Date Full Report Received


Date Abstract Report Received



Primary Investigator:
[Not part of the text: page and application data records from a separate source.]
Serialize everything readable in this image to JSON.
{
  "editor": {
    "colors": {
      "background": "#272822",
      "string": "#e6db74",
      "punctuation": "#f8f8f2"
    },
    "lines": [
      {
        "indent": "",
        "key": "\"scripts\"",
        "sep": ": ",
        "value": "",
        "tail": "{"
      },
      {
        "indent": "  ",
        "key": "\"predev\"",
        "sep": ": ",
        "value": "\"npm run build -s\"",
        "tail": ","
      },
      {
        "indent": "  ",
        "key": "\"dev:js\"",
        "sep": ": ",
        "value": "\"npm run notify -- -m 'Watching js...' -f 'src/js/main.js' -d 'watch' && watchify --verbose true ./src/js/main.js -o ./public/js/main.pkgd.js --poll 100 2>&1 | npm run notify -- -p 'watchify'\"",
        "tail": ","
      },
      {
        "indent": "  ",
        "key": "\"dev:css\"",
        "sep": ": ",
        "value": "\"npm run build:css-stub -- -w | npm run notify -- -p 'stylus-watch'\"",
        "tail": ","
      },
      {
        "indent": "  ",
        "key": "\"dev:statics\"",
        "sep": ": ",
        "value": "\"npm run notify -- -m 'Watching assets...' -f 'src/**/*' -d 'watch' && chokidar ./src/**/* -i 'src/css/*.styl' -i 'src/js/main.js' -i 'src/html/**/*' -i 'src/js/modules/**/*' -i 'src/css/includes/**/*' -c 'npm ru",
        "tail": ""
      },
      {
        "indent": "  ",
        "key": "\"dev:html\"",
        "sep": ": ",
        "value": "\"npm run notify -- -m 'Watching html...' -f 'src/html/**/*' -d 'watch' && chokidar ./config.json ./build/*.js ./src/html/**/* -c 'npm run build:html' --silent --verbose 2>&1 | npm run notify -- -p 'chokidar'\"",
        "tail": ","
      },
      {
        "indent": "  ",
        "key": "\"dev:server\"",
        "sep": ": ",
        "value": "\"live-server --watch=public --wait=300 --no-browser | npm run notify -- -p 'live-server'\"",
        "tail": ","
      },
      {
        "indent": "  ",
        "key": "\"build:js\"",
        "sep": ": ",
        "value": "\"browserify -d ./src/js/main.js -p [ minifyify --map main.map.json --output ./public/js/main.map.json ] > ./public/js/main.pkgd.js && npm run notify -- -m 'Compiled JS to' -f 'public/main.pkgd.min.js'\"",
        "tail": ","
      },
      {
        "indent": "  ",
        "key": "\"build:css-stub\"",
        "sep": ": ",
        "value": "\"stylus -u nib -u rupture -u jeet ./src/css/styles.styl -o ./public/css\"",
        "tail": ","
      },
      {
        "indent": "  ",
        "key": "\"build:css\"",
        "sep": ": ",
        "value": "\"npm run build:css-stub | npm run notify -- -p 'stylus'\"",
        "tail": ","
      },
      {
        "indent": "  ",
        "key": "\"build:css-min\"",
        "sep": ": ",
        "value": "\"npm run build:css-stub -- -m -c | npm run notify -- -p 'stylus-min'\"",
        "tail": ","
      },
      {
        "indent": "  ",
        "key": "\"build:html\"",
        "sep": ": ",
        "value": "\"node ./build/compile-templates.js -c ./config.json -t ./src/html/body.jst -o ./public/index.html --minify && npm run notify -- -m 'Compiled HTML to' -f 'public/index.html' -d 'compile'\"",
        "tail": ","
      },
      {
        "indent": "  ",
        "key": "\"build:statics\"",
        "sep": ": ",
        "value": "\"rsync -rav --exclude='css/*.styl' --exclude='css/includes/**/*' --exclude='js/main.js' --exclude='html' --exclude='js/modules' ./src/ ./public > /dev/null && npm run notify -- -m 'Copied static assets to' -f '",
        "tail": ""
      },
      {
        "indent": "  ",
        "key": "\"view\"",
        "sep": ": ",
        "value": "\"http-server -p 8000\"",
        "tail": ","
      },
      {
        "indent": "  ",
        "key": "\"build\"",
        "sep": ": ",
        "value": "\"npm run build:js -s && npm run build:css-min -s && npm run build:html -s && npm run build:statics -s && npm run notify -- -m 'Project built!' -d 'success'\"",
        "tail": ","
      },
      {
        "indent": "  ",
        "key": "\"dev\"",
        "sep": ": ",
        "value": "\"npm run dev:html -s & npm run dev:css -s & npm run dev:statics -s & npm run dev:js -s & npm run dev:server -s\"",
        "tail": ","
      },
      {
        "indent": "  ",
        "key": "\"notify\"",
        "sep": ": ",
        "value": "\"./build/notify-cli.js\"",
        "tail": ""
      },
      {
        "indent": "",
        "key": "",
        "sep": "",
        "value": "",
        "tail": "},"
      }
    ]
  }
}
Clostridium difficile has been recognized as a significant cause of illness in neonatal pigs, but is not encountered in piglets older than 1 week of age. We hypothesized that this age related resistance is due to the increase in bacterial diversity (species and numbers of bacteria) in the intestinal tract that occurs as piglets grow and are exposed to more of their environment. Piglets were challenged with C. difficile at 2- 14 days of age and the microbial diversity of the cecal contents was determined. Half of the piglets that were challenged with C. difficile at 2 and 4 days of age showed signs of disease. The incidence of disease decreased with piglet age and none of the piglets challenged at >10 days of age showed any signs of disease. The bacterial populations of piglets also clustered by age so that the populations from piglets that were 2-4 days of age were more closely related to one another than to the populations in older piglets. This relatedness occurred across litters from 4 different sows and supports our hypothesis that the resistance to C. difficile disease in piglets greater than 1 week of age may be directly related to the diversity and complexity of the microbial community in intestinal tract.